Records from a data collection
※

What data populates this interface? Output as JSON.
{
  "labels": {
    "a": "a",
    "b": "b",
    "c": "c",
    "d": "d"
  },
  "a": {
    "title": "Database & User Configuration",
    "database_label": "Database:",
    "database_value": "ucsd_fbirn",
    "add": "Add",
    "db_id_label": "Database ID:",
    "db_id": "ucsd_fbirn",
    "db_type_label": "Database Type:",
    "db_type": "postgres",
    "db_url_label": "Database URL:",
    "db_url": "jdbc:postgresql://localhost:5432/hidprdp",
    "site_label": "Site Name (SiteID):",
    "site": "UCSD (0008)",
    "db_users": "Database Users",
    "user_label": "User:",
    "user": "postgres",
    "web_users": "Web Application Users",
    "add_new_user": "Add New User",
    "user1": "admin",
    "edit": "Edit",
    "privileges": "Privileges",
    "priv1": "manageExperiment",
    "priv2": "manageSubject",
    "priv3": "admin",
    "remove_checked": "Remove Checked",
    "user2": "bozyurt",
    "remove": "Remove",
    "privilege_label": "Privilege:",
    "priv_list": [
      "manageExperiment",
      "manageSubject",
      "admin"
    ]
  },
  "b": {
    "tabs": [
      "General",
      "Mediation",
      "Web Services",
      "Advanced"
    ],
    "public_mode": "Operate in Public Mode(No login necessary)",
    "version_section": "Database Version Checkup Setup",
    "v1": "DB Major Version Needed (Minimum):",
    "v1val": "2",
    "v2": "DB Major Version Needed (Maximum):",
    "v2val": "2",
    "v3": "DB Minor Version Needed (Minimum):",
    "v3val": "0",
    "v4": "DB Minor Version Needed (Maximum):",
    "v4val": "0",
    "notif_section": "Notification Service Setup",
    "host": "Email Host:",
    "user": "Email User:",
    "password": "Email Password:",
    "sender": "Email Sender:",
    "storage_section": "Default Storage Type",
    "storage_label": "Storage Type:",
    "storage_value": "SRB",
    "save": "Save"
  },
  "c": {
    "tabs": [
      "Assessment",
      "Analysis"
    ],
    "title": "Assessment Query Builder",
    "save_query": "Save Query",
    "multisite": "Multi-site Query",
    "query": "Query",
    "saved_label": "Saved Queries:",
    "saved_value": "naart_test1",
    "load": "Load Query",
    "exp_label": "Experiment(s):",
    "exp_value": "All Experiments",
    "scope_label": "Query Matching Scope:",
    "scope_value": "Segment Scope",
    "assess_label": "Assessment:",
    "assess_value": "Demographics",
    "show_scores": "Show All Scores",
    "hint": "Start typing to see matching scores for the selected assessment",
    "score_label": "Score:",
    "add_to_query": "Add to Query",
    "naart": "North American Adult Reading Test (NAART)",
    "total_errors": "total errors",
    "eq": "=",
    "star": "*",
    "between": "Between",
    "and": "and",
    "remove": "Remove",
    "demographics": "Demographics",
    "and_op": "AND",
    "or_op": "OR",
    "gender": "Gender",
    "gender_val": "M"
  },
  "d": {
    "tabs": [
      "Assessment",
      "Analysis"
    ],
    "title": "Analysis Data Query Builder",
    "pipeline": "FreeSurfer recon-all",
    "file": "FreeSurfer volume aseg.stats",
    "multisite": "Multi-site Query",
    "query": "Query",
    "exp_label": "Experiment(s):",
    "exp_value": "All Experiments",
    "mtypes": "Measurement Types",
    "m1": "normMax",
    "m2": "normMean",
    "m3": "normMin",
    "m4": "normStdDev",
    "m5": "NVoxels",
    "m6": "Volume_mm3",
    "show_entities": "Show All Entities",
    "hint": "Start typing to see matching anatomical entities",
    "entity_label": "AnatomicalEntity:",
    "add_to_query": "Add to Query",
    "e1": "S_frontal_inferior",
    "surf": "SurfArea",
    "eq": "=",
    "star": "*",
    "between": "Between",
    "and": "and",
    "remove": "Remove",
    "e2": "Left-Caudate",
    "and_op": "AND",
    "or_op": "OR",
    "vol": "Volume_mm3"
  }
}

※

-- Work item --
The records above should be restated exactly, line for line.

-- Solution for this exercise --
What data populates this interface? Output as JSON.
{
  "labels": {
    "a": "a",
    "b": "b",
    "c": "c",
    "d": "d"
  },
  "a": {
    "title": "Database & User Configuration",
    "database_label": "Database:",
    "database_value": "ucsd_fbirn",
    "add": "Add",
    "db_id_label": "Database ID:",
    "db_id": "ucsd_fbirn",
    "db_type_label": "Database Type:",
    "db_type": "postgres",
    "db_url_label": "Database URL:",
    "db_url": "jdbc:postgresql://localhost:5432/hidprdp",
    "site_label": "Site Name (SiteID):",
    "site": "UCSD (0008)",
    "db_users": "Database Users",
    "user_label": "User:",
    "user": "postgres",
    "web_users": "Web Application Users",
    "add_new_user": "Add New User",
    "user1": "admin",
    "edit": "Edit",
    "privileges": "Privileges",
    "priv1": "manageExperiment",
    "priv2": "manageSubject",
    "priv3": "admin",
    "remove_checked": "Remove Checked",
    "user2": "bozyurt",
    "remove": "Remove",
    "privilege_label": "Privilege:",
    "priv_list": [
      "manageExperiment",
      "manageSubject",
      "admin"
    ]
  },
  "b": {
    "tabs": [
      "General",
      "Mediation",
      "Web Services",
      "Advanced"
    ],
    "public_mode": "Operate in Public Mode(No login necessary)",
    "version_section": "Database Version Checkup Setup",
    "v1": "DB Major Version Needed (Minimum):",
    "v1val": "2",
    "v2": "DB Major Version Needed (Maximum):",
    "v2val": "2",
    "v3": "DB Minor Version Needed (Minimum):",
    "v3val": "0",
    "v4": "DB Minor Version Needed (Maximum):",
    "v4val": "0",
    "notif_section": "Notification Service Setup",
    "host": "Email Host:",
    "user": "Email User:",
    "password": "Email Password:",
    "sender": "Email Sender:",
    "storage_section": "Default Storage Type",
    "storage_label": "Storage Type:",
    "storage_value": "SRB",
    "save": "Save"
  },
  "c": {
    "tabs": [
      "Assessment",
      "Analysis"
    ],
    "title": "Assessment Query Builder",
    "save_query": "Save Query",
    "multisite": "Multi-site Query",
    "query": "Query",
    "saved_label": "Saved Queries:",
    "saved_value": "naart_test1",
    "load": "Load Query",
    "exp_label": "Experiment(s):",
    "exp_value": "All Experiments",
    "scope_label": "Query Matching Scope:",
    "scope_value": "Segment Scope",
    "assess_label": "Assessment:",
    "assess_value": "Demographics",
    "show_scores": "Show All Scores",
    "hint": "Start typing to see matching scores for the selected assessment",
    "score_label": "Score:",
    "add_to_query": "Add to Query",
    "naart": "North American Adult Reading Test (NAART)",
    "total_errors": "total errors",
    "eq": "=",
    "star": "*",
    "between": "Between",
    "and": "and",
    "remove": "Remove",
    "demographics": "Demographics",
    "and_op": "AND",
    "or_op": "OR",
    "gender": "Gender",
    "gender_val": "M"
  },
  "d": {
    "tabs": [
      "Assessment",
      "Analysis"
    ],
    "title": "Analysis Data Query Builder",
    "pipeline": "FreeSurfer recon-all",
    "file": "FreeSurfer volume aseg.stats",
    "multisite": "Multi-site Query",
    "query": "Query",
    "exp_label": "Experiment(s):",
    "exp_value": "All Experiments",
    "mtypes": "Measurement Types",
    "m1": "normMax",
    "m2": "normMean",
    "m3": "normMin",
    "m4": "normStdDev",
    "m5": "NVoxels",
    "m6": "Volume_mm3",
    "show_entities": "Show All Entities",
    "hint": "Start typing to see matching anatomical entities",
    "entity_label": "AnatomicalEntity:",
    "add_to_query": "Add to Query",
    "e1": "S_frontal_inferior",
    "surf": "SurfArea",
    "eq": "=",
    "star": "*",
    "between": "Between",
    "and": "and",
    "remove": "Remove",
    "e2": "Left-Caudate",
    "and_op": "AND",
    "or_op": "OR",
    "vol": "Volume_mm3"
  }
}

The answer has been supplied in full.